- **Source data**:
- - -
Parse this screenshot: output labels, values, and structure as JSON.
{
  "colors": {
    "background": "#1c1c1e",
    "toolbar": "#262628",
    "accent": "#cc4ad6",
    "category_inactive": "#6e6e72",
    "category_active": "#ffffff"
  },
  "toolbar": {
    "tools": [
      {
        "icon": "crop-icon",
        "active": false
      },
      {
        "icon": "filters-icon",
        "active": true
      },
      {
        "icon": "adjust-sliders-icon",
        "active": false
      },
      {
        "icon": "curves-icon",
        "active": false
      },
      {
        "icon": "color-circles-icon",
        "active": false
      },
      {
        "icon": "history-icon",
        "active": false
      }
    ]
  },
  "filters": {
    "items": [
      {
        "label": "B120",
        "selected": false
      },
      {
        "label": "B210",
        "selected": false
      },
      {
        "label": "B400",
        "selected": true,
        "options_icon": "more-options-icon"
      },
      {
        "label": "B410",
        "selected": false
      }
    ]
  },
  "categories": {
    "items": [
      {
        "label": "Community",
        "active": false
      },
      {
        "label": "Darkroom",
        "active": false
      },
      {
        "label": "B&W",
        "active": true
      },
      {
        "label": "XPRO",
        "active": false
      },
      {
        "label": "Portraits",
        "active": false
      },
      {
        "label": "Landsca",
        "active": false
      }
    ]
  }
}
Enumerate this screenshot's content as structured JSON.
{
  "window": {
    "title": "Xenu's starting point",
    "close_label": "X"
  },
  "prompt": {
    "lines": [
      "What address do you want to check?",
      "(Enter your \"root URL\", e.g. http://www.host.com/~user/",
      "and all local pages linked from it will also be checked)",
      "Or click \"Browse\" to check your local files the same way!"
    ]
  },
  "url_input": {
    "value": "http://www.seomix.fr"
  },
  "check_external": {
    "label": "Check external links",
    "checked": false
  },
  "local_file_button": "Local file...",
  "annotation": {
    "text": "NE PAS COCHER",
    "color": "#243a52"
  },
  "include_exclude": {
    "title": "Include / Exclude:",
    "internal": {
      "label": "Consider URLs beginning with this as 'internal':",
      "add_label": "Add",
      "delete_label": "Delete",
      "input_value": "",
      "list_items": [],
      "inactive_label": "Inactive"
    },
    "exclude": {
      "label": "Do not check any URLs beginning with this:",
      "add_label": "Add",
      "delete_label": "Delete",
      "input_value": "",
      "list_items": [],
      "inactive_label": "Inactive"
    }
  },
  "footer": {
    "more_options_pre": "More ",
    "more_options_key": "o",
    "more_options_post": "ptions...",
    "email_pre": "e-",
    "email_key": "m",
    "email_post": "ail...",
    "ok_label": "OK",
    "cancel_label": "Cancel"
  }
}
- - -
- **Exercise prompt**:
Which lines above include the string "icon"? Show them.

- **Task answer**:
        "icon": "crop-icon",
        "icon": "filters-icon",
        "icon": "adjust-sliders-icon",
        "icon": "curves-icon",
        "icon": "color-circles-icon",
        "icon": "history-icon",
        "options_icon": "more-options-icon"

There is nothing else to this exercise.